Hideous! was my first Full Moon movie, I caught it on TV years ago when it was being aired on William Shatner’s Full Moon Fright Night, a series of Full Moon movies hosted by William Shatner a la Elvira that were aired after Full Moon folded to try and make some money off old properties. I didn’t even know what Full Moon was or what I was watching, though I was vaguely familiar with the Puppet Master movies, my exposure to horror movies had not been particularly off-the-beaten-path and seeing something as deliberately off-kilter as this movie when my only perspective was with stuff like I Know What You Did Last Summer and Halloween ignited a flame of interest in the bizarre and esoteric that has grown to this day. In many ways I can say Hideous! was the movie that led me here now where I am addressing you, dear readers, and I’ll always owe it a debt for that but the question is… is this movie actually any good?
Hideous! is another horror movie that isn’t really a horror movie like Head of the Family. Where Head was about two idiots who thought they were geniuses, Hideous! is about a bunch of weirdos who think they’re normal.

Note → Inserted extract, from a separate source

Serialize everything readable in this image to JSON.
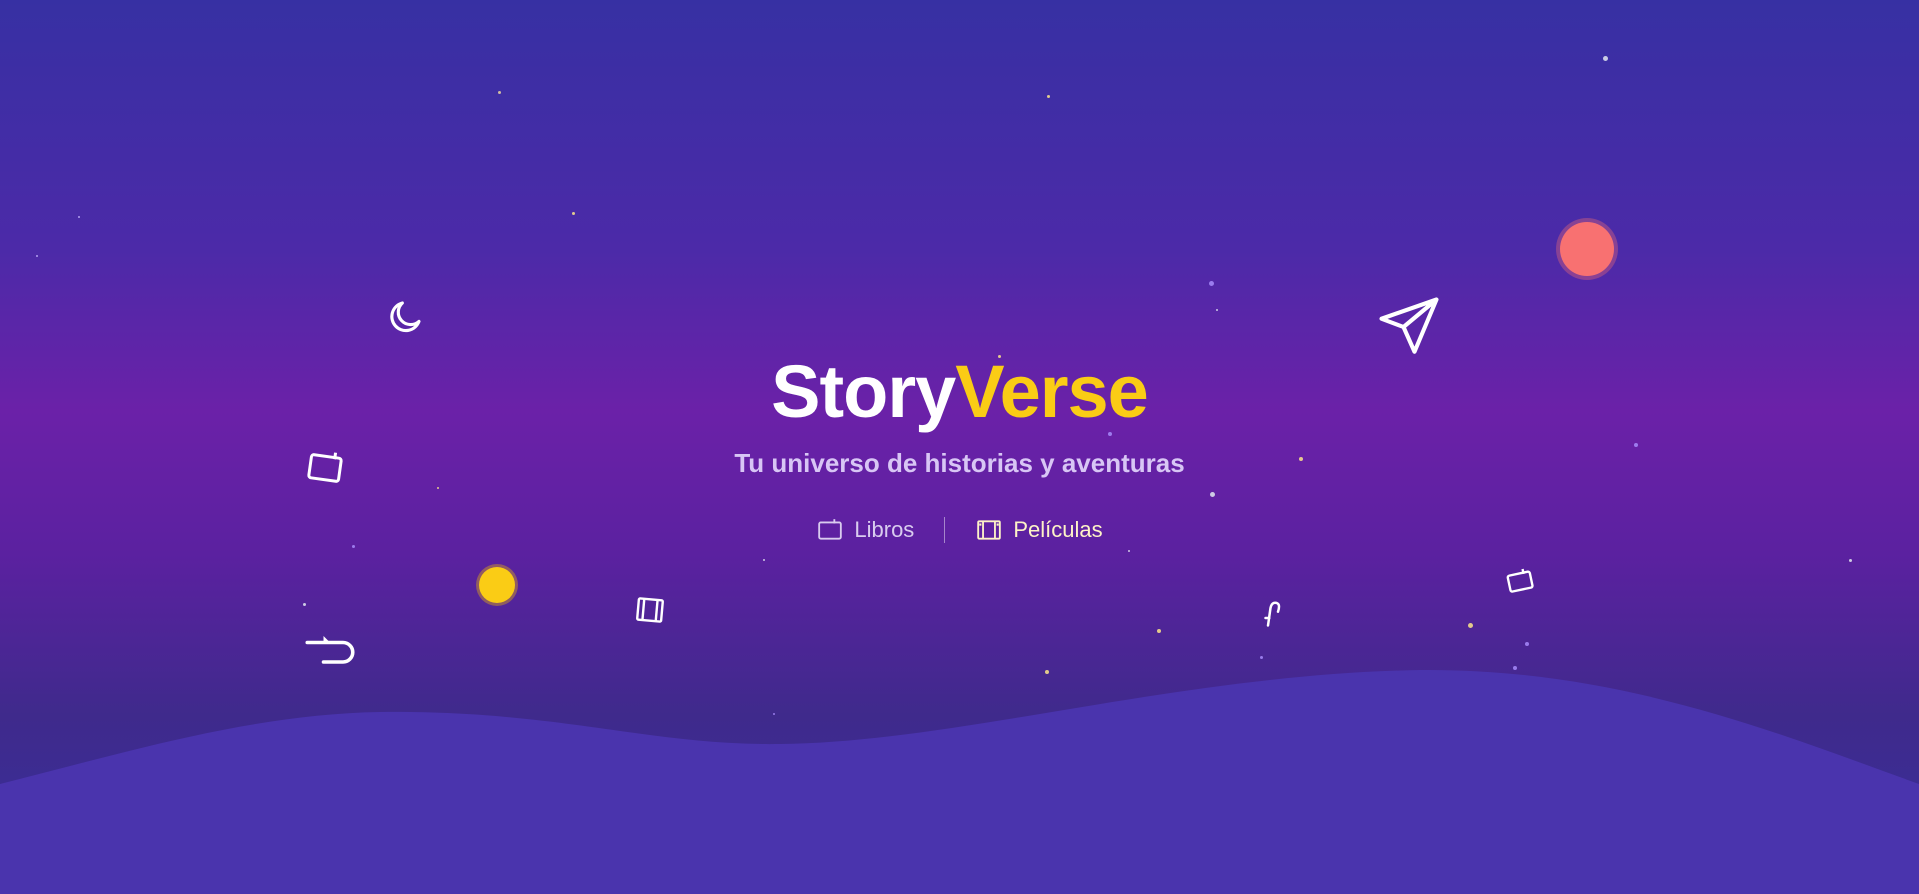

We open on a sewage treatment plant where a man discovers a giant mutant fetus, which he sells to a broker who deals in medical oddities. The broker, Belinda Yost (Tracie May) sells it to collector Napoleon Lazar (Mel Johnson Jr.), but her bubble-headed secretary Elvina (Rhonda Griffin) tips of Lazar’s nemesis Dr. Lorca (Michael Citriniti.) Lorca’s assistant Sheila (Jacqueline Lovell) decides the best course of action would be to steal the specimen from Lazar so she waits at the mouth of his private road and hijacks it, so Lazar hires private detective Leonard Kantor (Jerry O’Donnell) to get it back.
Kantor, Lazar, Elvina, and Belinda all go to Lorca’s castle (yes, he lives in a castle and it has a security system of metal shutters that shut off all exits and a giant trap door in front of his desk that empties into an acid bath) but it turns out that Lorca’s new specimen is alive and it re-animates his three other human freaks which try to escape.
The characters of this movie are ridiculous from the ruthless business-woman Belinda, the dangerously stupid Elvina, the absurdly pretentious Lazar and Lorca (whose weird nearly sexual obsession with tiny mutants probably hits a bit close to home for Charles Band), but the two best characters are Kantor and Sheila.
Sheila is one in a long line of thankless b-movie roles for Jacqueline Lovell. Her roles require a lot of nudity but generally there is a reason for her to be nude, Sheila just is for no reason at all. When she hijacks Lazar she does so in Doc Martens, leather shorts, a pearl necklace, and a gorilla mask and nothing else. When Lazar asks her why she’s topless (a very fair question given that it’s winter, among numerous other valid reasons) she simply responds “What? I’m free. I am woman.” I have to Citizen Kane clap for anyone who has the hubris to use an actress for eye candy and then justify that use as feminist in the context of the story. Even when she’s “clothed” she simply wears a leather vest that covers her nipples and not much else. She mostly just makes catty comments of a sexual nature and lays around on furniture like a centerfold. The character is fun but since Lovell is a genuinely talented actress I feel really bad for her because well, there’s no context where this whole thing doesn’t feel skeevy.
Kantor is funny because he’s the only sane person in the movie. O’Donnell plays the private detective as a gravel-voiced no-nonsense sort with a heavy New York accent. Kantor’s whole purpose is to hang lampshades on how fucking weird the movie is being and to serve as a reasonable and likeable voice in a cast of otherwise ridiculous and unlikeable people.
The freaks are, other than Kantor, the heroes of the movie. They’re creepy looking and gross but they really just want to leave, and when things take a turn for the violent you really can’t blame them for reacting the way they do. The puppet work on the freaks is quite good and they have a lot of personality, but then Charles Band build his empire on the backs of puppets so that’s no surprise.
The acting is all a little overdone but I think that’s a point, there’s a very theatrical quality to the movie and like Head of the Family it has a very stage-play quality to it. Unlike Head, it’s got a bit more substance.
Watch, Toss, Or Buy? I’m kind of on the fence on this one, it’s a hard watch or a soft buy. It’s unique and fun, but not rapturously good.
If You Liked This, Watch: Basket Case (1982), Basket Case 2 (1990), Basket Case 3 (1991), It’s Alive (1974), It Lives Again (1978), It’s Alive III: Island of the Alive (1987), Head of the Family (1996), Ghoulies (1984)